iShares Investment Grade ETF (SLQD) Is Best Avoided While The Debt Ceiling Issue Goes On
The iShares 0-5 Years Investment Grade Corporate Bond ETF (NASDAQ:SLQD) is a way to get exposure to a relatively short duration, high credit rating corporate bond portfolio through your stock account. This avoids having to go through a broker-dealer network with high transaction costs to buy a bond directly. However, we think that while an efficient, low cost instrument to speculate on yields with, the SLQD exchange-traded fund (“ETF”) is not right for this moment in time.
We think the debt ceiling crisis should not be ignored this time around, even if it is just a speculative factor, and that markets may be getting ahead of themselves with rate progression. SLQD is still high enough duration to get hurt, and appears to us to be an unforced error now with potentially better timing in the near future. Longer-duration instruments make more sense if you don’t want to trade in and out of positions and micromanage returns, even though timing them would give even more total return opportunities.
In terms of sectoral exposures, the bonds in SLQD are substantially from well capitalized and high credit quality banking institutions like JPMorgan Chase (JPM), and otherwise the exposures are to consumer non-cyclical companies. Expense ratios on this ETF are very low at 0.06%, and certainly cheaper than buying bonds directly.
The duration is, of course, a critical metric at 2.2 years, telling us how sensitive the value of the portfolio here is to changes in interest rates. 2.2 is a relatively low duration.
Low duration isn’t exactly what we want. Our house view is that economically we are reaching a state, certainly in the U.S., where rates are likely peaking, both inflation and interest rates. We are lapping 2022 inflation figures, and supply chain issues have eased massively as the European and Chinese economy both take a breather. Clearly, this favors high-duration instruments that will be most sensitive to a decline in rates from extraordinary levels that we believe the market has incorporated as a new normal.
However, 2.2 years happens to still be high enough to take a hit on two factors. The first is that while unlikely, if lacking political consensus becomes a speculative factor against the Treasury’s credit rating, rates could go up across the board as the U.S. rate gets a premium. This has happened in the past on a technical glitch in the accounting systems, which is much less structural than an issue of political divide. A 2.2 year duration is enough to feel the pain of a falling interest in the U.S. credit institutions, but also not a long-term enough view where you can sit back and comfortably see coupons that are somewhat high and not take a trader’s approach.

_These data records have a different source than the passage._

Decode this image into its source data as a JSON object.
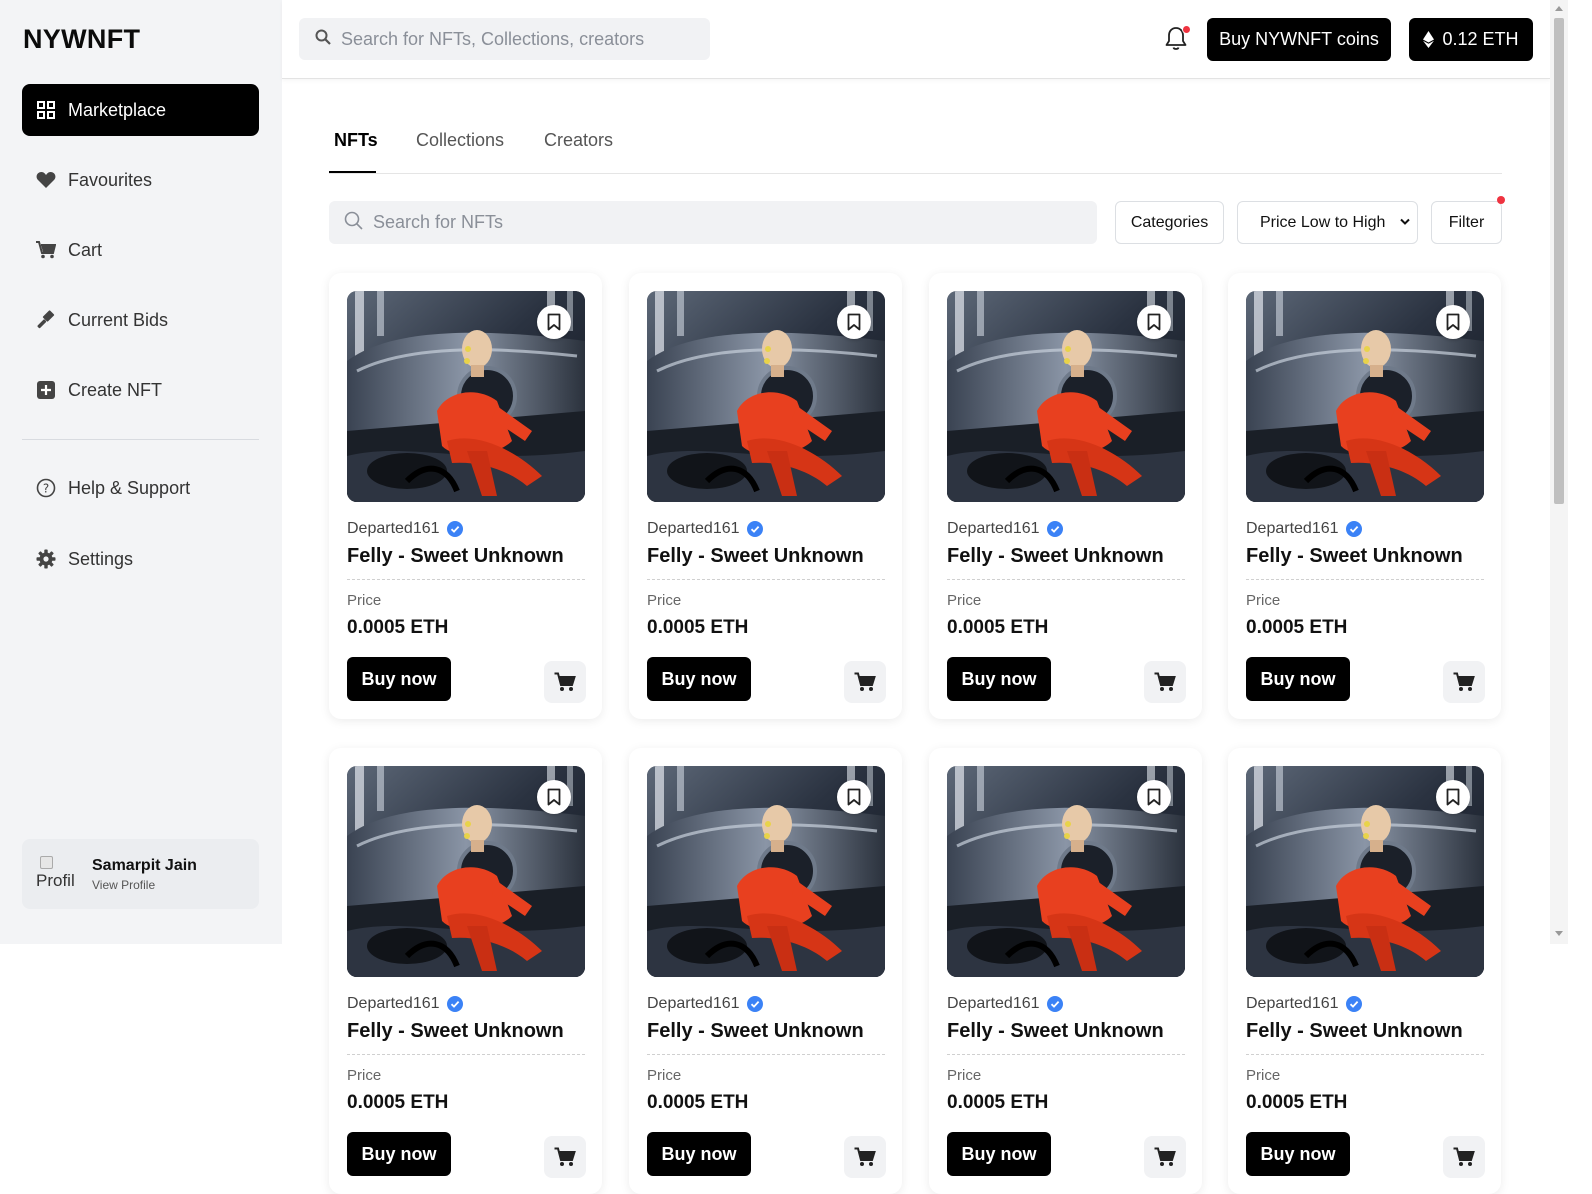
{
  "app": {
    "logo": "NYWNFT"
  },
  "sidebar": {
    "items": [
      {
        "label": "Marketplace",
        "icon": "grid-icon",
        "active": true
      },
      {
        "label": "Favourites",
        "icon": "heart-icon"
      },
      {
        "label": "Cart",
        "icon": "cart-icon"
      },
      {
        "label": "Current Bids",
        "icon": "gavel-icon"
      },
      {
        "label": "Create NFT",
        "icon": "plus-square-icon"
      }
    ],
    "secondary": [
      {
        "label": "Help & Support",
        "icon": "help-circle-icon"
      },
      {
        "label": "Settings",
        "icon": "gear-icon"
      }
    ],
    "profile": {
      "name": "Samarpit Jain",
      "link": "View Profile",
      "avatar_alt": "Profil"
    }
  },
  "topbar": {
    "search_placeholder": "Search for NFTs, Collections, creators",
    "buy_coins": "Buy NYWNFT coins",
    "balance": "0.12 ETH"
  },
  "tabs": [
    {
      "label": "NFTs",
      "active": true
    },
    {
      "label": "Collections"
    },
    {
      "label": "Creators"
    }
  ],
  "controls": {
    "search_placeholder": "Search for NFTs",
    "categories": "Categories",
    "sort": "Price Low to High",
    "filter": "Filter"
  },
  "cards": [
    {
      "creator": "Departed161",
      "title": "Felly - Sweet Unknown",
      "price_label": "Price",
      "price": "0.0005 ETH",
      "buy": "Buy now"
    },
    {
      "creator": "Departed161",
      "title": "Felly - Sweet Unknown",
      "price_label": "Price",
      "price": "0.0005 ETH",
      "buy": "Buy now"
    },
    {
      "creator": "Departed161",
      "title": "Felly - Sweet Unknown",
      "price_label": "Price",
      "price": "0.0005 ETH",
      "buy": "Buy now"
    },
    {
      "creator": "Departed161",
      "title": "Felly - Sweet Unknown",
      "price_label": "Price",
      "price": "0.0005 ETH",
      "buy": "Buy now"
    },
    {
      "creator": "Departed161",
      "title": "Felly - Sweet Unknown",
      "price_label": "Price",
      "price": "0.0005 ETH",
      "buy": "Buy now"
    },
    {
      "creator": "Departed161",
      "title": "Felly - Sweet Unknown",
      "price_label": "Price",
      "price": "0.0005 ETH",
      "buy": "Buy now"
    },
    {
      "creator": "Departed161",
      "title": "Felly - Sweet Unknown",
      "price_label": "Price",
      "price": "0.0005 ETH",
      "buy": "Buy now"
    },
    {
      "creator": "Departed161",
      "title": "Felly - Sweet Unknown",
      "price_label": "Price",
      "price": "0.0005 ETH",
      "buy": "Buy now"
    }
  ],
  "colors": {
    "accent": "#000000",
    "verified": "#3b82f6",
    "notify": "#ef3340",
    "sidebar_bg": "#f3f4f6"
  }
}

Of course, you could benefit much more by timing a longer duration bond ETF than a shorter one, assuming we get a premium on U.S. rates as the debt crisis evolves.
The second reason is more general and less topical, and that’s just that the Fed has said it’ll be hawkish and keep rates higher till the specter of perpetual inflation is no more. While markets are assuming the Fed will placate markets desperately, they likely won’t, and rates will stay higher longer than expected. Better deals could potentially be gotten with some waiting.
Overall, we think this debt ceiling crisis will pass, but fixed income in general isn’t very attractive while markets dismiss the danger of the debt ceiling crisis off-handedly.